Would you find each line in the entries below with the string "data" and copy it?

• Records supplied:
'''

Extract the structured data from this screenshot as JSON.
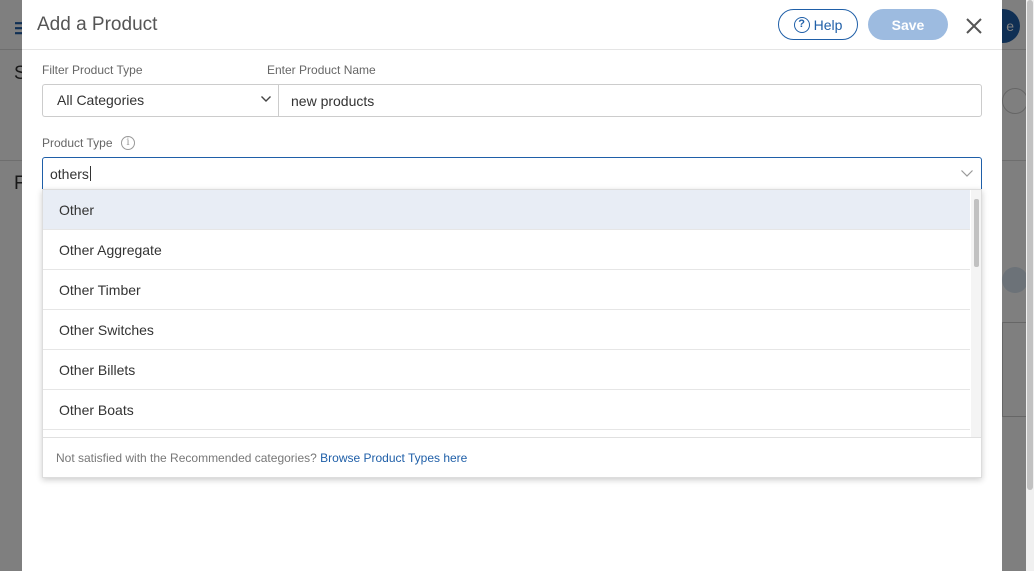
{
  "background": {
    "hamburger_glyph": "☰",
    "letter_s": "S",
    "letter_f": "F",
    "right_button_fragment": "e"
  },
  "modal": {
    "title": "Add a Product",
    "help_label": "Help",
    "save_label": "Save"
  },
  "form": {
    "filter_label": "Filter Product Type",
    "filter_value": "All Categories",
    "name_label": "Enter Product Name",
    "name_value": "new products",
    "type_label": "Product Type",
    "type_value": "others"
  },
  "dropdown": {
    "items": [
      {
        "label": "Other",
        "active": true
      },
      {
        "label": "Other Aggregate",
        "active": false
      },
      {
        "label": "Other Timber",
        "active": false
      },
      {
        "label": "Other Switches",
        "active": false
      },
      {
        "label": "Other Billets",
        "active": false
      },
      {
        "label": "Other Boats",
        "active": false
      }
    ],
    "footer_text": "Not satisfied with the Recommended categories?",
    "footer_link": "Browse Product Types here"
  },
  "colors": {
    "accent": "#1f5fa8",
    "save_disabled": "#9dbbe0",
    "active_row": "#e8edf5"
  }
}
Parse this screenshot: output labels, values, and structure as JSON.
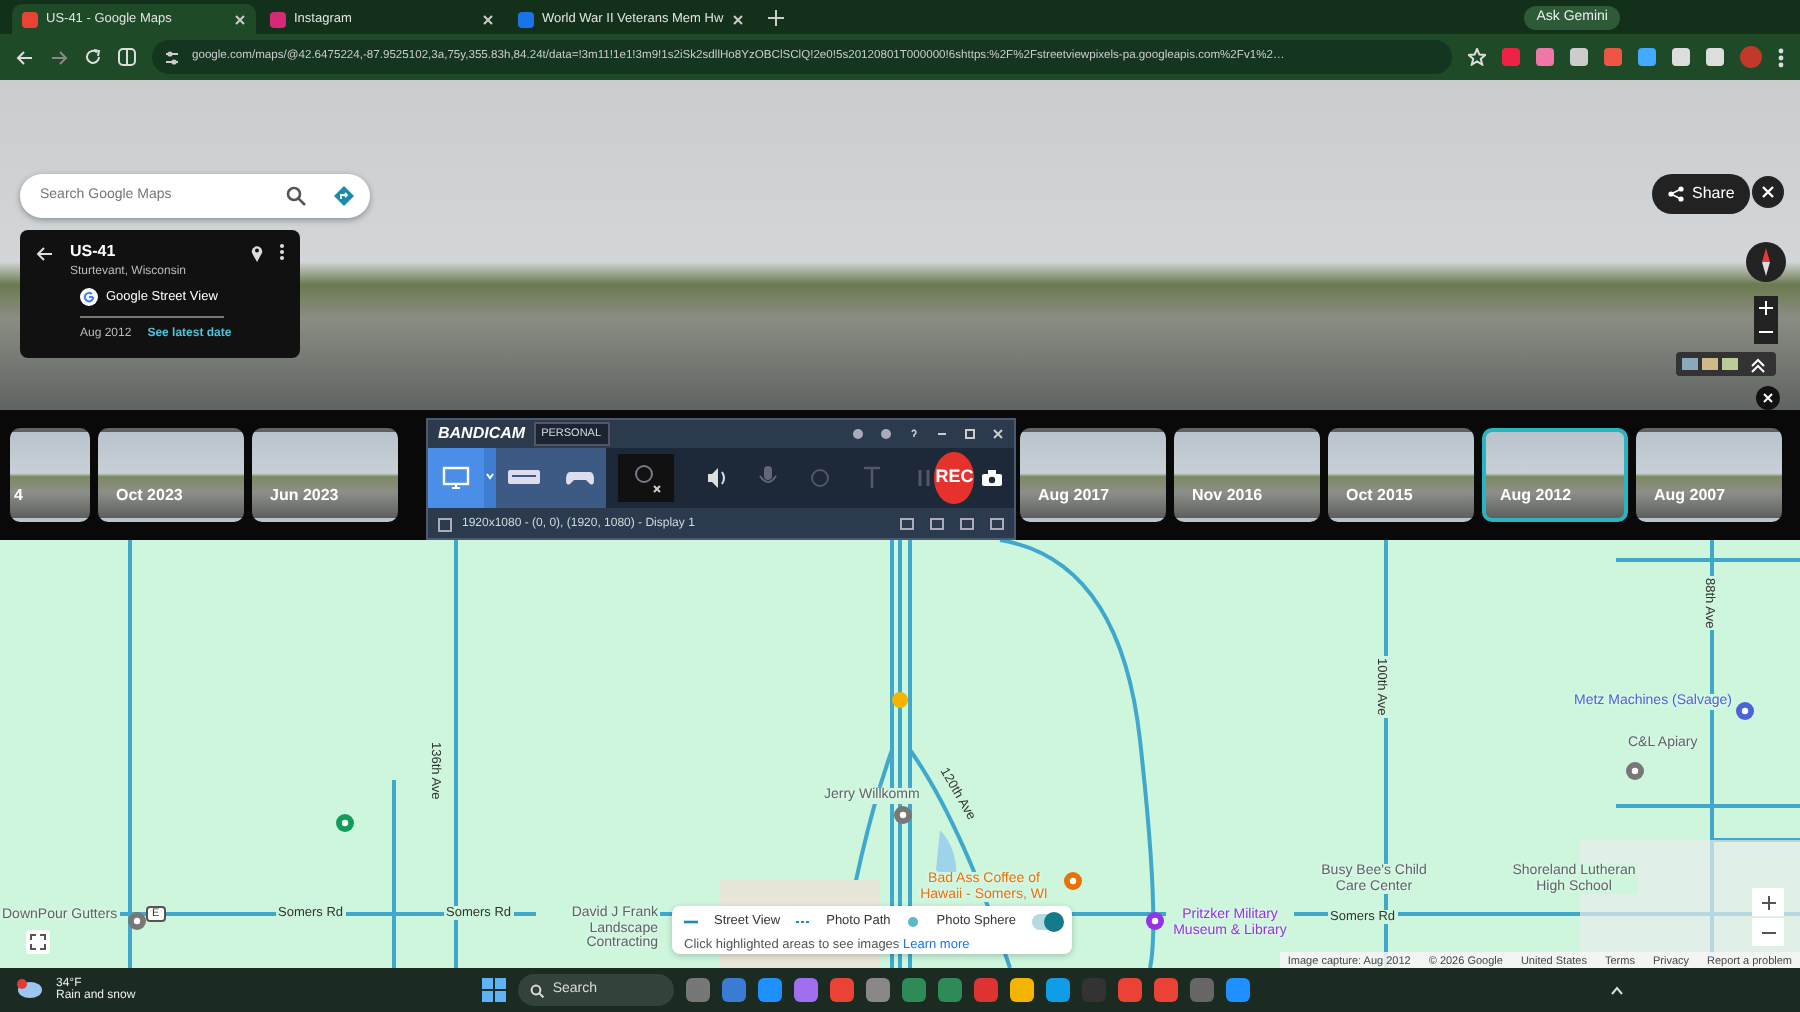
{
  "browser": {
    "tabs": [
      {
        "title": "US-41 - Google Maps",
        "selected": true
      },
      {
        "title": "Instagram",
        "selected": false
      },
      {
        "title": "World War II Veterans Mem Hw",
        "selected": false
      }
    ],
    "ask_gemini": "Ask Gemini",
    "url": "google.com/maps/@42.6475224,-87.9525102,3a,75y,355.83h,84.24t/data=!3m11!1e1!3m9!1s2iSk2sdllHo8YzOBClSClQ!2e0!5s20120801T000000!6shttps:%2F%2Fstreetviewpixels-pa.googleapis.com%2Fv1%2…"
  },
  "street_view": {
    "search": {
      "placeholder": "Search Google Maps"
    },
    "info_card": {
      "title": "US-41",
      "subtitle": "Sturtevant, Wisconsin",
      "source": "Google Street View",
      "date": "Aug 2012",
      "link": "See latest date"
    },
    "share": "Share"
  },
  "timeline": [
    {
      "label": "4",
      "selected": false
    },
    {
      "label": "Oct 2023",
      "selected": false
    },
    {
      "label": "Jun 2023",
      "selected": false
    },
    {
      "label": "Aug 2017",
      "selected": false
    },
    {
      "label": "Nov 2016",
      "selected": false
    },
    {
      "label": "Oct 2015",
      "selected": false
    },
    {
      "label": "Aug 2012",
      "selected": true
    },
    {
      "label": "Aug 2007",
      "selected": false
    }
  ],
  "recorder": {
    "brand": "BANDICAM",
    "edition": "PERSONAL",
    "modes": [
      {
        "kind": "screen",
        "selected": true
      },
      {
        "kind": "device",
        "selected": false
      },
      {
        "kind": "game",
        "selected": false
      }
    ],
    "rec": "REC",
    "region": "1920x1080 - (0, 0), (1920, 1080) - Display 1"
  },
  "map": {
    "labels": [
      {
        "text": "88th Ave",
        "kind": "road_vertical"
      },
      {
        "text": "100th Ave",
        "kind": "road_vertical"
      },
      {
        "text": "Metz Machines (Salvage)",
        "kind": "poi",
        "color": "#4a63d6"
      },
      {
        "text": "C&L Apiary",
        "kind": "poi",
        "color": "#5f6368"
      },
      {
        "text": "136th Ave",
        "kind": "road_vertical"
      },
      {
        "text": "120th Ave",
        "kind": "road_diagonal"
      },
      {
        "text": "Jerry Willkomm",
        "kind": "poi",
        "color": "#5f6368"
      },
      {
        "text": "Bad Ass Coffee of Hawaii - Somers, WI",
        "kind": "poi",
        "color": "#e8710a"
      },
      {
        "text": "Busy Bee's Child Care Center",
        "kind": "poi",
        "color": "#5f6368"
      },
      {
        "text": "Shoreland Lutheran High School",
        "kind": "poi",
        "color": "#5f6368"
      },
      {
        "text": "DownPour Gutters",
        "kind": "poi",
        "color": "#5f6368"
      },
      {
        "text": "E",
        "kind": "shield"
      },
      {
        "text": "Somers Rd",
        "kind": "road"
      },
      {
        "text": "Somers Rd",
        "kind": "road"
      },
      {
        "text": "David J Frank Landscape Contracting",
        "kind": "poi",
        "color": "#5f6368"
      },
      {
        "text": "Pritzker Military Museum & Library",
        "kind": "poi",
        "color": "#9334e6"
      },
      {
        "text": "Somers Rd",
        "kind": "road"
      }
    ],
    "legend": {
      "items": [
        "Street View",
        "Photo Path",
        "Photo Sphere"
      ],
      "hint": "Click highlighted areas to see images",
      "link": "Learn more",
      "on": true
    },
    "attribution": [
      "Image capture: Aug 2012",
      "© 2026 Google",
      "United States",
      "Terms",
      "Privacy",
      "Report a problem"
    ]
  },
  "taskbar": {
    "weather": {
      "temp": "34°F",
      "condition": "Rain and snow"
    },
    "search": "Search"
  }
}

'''
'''

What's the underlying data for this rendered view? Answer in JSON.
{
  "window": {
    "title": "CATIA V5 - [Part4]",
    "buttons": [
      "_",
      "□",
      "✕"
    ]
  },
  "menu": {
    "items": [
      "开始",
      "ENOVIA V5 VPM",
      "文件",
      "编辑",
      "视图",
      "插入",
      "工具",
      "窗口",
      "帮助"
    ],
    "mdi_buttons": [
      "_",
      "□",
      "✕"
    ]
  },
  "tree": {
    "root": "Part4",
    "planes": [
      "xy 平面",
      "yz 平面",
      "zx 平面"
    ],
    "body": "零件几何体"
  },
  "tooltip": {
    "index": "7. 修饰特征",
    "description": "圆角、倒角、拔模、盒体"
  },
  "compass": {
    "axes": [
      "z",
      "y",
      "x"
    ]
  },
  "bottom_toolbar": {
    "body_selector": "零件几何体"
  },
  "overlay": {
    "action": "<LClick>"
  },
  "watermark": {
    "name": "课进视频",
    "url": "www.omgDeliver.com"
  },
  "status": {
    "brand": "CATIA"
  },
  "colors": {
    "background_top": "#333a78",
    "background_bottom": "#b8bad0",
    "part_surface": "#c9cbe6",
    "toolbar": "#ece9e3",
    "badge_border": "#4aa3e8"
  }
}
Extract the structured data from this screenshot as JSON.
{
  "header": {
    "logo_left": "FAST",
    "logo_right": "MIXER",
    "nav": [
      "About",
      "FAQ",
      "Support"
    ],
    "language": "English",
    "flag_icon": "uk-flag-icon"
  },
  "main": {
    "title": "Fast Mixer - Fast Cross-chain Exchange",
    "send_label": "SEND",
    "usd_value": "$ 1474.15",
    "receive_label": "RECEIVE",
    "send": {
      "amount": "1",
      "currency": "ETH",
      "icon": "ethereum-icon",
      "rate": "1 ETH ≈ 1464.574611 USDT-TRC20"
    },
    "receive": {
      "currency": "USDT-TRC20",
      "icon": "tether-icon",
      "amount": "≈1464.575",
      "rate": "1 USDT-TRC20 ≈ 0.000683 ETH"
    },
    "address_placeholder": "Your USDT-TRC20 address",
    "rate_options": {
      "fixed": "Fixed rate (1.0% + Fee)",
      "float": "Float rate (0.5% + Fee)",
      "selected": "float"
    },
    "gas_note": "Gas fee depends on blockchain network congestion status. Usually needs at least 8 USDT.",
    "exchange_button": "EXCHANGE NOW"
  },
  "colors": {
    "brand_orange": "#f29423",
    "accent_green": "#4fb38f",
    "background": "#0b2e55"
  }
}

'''

• Exercise response:
Extract the structured data from this screenshot as JSON.
    "url": "google.com/maps/@42.6475224,-87.9525102,3a,75y,355.83h,84.24t/data=!3m11!1e1!3m9!1s2iSk2sdllHo8YzOBClSClQ!2e0!5s20120801T000000!6shttps:%2F%2Fstreetviewpixels-pa.googleapis.com%2Fv1%2…"
What's the underlying data for this rendered view? Answer in JSON.
Extract the structured data from this screenshot as JSON.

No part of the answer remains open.